Tuesday, March 02, 2010


Over the last few weeks I've been dipping in and out of Walden by Henry David Thoreau, much like Thoreau himself dipping in Walden Pond! Thoreau's prose is beautifully constructed, but it's the prophetic quality of his observations of life in the mid-19th century that I find most striking. Walden was published in 1854. Early in the work, Thoreau muses on the the importance of shelter for life...

No man ever stood the lower in my estimation for having a patch in his clothes; yet I am sure that there is greater anxiety, commonly, to have fashionable, or at least clean and unpatched clothes, than to have a sound conscience. Henry David Thoreau

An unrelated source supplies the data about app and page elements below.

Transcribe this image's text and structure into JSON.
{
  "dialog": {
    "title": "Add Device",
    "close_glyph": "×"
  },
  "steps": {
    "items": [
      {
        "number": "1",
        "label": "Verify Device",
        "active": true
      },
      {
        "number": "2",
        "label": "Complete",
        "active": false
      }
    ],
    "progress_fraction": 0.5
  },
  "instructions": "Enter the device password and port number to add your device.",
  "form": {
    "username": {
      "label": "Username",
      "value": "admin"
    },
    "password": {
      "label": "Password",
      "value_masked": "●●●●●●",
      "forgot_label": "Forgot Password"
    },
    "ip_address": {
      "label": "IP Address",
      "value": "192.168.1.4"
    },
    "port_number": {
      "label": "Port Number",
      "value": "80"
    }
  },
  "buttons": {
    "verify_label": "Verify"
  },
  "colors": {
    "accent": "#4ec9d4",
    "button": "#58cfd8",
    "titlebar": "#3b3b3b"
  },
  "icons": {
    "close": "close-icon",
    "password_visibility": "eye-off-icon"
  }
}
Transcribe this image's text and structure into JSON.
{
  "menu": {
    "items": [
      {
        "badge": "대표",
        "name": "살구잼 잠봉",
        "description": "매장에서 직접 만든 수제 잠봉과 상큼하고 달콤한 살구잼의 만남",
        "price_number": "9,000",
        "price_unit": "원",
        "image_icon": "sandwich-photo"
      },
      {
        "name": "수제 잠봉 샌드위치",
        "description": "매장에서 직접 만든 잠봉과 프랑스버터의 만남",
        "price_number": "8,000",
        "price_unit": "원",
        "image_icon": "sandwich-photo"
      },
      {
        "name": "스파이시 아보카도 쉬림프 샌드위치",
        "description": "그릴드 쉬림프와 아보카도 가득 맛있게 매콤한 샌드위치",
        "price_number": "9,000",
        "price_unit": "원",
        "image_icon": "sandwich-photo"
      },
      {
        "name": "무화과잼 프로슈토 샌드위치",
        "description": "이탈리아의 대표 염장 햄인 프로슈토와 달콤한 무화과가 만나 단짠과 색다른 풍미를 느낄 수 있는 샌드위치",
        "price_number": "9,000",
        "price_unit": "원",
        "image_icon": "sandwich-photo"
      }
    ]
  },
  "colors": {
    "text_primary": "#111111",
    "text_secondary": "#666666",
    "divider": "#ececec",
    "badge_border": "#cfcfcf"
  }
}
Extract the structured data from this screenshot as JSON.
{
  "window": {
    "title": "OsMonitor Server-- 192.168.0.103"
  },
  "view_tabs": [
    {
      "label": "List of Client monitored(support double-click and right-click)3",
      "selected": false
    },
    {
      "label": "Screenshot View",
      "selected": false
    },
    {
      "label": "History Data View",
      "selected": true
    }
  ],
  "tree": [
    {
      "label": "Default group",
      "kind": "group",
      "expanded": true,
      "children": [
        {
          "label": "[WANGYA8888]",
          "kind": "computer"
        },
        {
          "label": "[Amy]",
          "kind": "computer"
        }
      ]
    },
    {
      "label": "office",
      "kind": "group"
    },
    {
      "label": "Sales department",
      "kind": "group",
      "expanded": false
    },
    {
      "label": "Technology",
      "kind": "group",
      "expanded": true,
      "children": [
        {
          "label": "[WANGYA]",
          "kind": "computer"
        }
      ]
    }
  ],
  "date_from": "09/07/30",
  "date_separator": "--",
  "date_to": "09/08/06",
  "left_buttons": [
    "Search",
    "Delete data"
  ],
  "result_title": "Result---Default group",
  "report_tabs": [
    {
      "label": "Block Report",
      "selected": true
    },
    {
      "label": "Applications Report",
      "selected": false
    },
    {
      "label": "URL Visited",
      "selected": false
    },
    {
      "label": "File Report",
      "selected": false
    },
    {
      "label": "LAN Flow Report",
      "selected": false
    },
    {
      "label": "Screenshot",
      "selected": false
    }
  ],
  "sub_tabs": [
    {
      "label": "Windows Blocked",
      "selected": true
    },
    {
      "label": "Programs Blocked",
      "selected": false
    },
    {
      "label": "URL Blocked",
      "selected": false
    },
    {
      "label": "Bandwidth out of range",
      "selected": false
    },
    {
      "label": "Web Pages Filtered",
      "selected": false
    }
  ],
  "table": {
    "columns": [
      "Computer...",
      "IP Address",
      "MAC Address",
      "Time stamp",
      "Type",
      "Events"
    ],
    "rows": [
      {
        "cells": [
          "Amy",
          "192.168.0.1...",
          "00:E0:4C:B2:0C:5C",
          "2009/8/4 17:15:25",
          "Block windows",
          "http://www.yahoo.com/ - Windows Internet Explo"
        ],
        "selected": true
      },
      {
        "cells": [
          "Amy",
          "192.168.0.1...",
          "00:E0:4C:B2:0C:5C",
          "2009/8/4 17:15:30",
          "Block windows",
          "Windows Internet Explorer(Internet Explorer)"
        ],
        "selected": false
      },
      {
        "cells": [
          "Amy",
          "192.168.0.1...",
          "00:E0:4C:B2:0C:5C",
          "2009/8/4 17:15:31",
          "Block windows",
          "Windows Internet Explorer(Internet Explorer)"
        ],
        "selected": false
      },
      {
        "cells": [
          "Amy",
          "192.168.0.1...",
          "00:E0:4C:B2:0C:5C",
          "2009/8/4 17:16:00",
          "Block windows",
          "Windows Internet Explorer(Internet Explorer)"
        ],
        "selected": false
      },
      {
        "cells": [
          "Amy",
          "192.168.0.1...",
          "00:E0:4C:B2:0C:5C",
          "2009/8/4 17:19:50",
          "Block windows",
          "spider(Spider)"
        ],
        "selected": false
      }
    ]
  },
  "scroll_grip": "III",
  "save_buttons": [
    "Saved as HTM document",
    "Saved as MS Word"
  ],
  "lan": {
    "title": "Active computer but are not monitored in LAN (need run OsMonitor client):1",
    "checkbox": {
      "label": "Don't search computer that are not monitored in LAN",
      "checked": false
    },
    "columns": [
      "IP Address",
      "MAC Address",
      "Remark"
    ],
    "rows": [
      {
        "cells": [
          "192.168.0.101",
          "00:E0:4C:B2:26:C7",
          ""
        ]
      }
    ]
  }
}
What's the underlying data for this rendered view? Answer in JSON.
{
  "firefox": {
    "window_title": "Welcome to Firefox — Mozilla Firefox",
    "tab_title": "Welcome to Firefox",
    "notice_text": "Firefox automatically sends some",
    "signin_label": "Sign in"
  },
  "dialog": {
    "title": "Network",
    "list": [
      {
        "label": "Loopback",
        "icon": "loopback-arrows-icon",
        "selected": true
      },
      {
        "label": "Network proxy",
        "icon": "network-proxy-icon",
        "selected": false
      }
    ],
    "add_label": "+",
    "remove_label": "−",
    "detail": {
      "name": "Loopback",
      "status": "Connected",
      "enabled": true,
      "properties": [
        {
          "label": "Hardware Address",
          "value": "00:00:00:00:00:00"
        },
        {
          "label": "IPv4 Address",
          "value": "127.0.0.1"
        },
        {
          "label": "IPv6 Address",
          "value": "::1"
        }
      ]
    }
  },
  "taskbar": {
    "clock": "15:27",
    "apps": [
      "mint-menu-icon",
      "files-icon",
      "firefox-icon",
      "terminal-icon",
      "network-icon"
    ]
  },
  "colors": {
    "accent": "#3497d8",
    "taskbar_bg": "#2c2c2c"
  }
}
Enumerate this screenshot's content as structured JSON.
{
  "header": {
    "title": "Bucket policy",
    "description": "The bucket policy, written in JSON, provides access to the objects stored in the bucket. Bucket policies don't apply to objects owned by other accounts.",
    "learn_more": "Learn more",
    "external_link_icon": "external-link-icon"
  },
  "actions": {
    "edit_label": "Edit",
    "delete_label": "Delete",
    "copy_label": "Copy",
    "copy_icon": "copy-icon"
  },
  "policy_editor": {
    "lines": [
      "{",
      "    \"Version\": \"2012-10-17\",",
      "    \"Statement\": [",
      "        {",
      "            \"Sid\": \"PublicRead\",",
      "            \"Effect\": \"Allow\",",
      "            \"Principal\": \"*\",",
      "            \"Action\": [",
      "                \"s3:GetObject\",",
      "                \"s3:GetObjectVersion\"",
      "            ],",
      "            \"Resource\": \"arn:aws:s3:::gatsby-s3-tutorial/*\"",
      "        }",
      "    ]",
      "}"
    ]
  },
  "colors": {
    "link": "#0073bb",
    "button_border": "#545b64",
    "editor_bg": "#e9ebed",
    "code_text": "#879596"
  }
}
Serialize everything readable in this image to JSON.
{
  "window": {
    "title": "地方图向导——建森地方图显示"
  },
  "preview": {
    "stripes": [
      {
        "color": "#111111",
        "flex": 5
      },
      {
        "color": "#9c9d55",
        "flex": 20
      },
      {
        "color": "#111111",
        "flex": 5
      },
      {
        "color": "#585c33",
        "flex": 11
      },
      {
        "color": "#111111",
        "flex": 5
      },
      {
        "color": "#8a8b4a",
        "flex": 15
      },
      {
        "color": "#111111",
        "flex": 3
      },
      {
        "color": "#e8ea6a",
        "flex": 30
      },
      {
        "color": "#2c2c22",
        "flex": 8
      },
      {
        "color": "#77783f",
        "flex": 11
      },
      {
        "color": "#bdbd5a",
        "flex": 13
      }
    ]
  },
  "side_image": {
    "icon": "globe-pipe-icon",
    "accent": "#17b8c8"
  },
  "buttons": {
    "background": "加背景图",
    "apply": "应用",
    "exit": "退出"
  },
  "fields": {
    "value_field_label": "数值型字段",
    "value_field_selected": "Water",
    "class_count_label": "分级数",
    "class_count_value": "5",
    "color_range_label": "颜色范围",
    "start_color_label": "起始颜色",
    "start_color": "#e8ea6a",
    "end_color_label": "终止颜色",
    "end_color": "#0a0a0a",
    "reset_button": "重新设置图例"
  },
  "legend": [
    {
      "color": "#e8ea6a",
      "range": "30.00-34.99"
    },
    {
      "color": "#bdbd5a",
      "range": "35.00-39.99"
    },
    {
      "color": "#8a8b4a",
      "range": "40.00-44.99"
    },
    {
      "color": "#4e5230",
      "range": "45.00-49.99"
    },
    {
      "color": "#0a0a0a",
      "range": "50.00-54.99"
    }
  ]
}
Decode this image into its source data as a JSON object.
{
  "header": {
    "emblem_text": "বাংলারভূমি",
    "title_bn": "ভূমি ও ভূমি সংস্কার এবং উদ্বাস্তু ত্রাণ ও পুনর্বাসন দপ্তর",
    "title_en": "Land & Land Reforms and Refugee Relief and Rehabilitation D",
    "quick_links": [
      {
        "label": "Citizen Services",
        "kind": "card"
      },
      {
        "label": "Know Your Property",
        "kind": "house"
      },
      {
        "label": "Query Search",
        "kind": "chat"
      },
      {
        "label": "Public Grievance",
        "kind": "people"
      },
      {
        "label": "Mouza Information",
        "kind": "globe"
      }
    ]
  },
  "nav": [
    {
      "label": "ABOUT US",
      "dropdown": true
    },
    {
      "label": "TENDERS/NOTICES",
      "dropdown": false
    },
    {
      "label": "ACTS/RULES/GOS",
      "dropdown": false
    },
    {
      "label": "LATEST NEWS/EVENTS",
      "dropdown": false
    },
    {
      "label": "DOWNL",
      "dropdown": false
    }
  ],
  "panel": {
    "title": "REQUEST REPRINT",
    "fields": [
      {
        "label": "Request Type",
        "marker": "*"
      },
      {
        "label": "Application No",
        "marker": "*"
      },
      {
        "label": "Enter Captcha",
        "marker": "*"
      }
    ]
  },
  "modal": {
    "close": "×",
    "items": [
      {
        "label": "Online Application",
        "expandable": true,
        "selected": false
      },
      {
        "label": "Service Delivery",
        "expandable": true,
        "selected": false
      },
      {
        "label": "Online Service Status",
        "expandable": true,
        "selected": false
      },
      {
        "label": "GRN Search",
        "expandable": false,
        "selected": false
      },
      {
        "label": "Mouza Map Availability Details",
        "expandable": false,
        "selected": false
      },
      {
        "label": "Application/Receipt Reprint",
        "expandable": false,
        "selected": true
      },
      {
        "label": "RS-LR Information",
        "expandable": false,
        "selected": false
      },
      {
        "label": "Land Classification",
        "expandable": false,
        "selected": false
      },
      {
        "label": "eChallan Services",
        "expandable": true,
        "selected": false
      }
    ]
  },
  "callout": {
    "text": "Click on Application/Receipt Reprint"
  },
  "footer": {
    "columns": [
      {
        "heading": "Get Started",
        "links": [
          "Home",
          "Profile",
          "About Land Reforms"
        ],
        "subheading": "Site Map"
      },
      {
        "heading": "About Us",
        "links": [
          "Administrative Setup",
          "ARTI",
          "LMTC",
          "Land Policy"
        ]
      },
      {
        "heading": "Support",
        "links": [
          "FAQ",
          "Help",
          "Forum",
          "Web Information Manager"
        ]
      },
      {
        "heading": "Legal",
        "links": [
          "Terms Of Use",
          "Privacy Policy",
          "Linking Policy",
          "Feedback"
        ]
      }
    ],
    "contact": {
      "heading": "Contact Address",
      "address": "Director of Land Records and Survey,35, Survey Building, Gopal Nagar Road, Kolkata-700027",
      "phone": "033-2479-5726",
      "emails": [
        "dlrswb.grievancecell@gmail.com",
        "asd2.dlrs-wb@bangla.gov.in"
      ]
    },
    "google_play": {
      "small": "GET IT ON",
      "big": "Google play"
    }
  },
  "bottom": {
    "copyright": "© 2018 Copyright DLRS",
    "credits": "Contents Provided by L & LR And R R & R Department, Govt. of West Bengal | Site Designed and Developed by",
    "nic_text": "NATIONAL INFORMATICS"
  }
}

In the savage state every family owns a shelter as good as the best, and sufficient for its coarser and simpler wants; but I think that I speak within bounds when I say that, though the birds of the air have their nests, and the foxes their holes, and the savages their wigwams, in modern civilized society not more than one-half the families own a shelter. In the large towns and cities, where civilization especially prevails, the number of those who own a shelter is a very small fraction of the whole. The rest pay an annual tax for this outside garment of all, become indispensable summer and winter, which would buy a village of Indian wigwams, but now helps to keep them poor as long as they live. Henry David Thoreau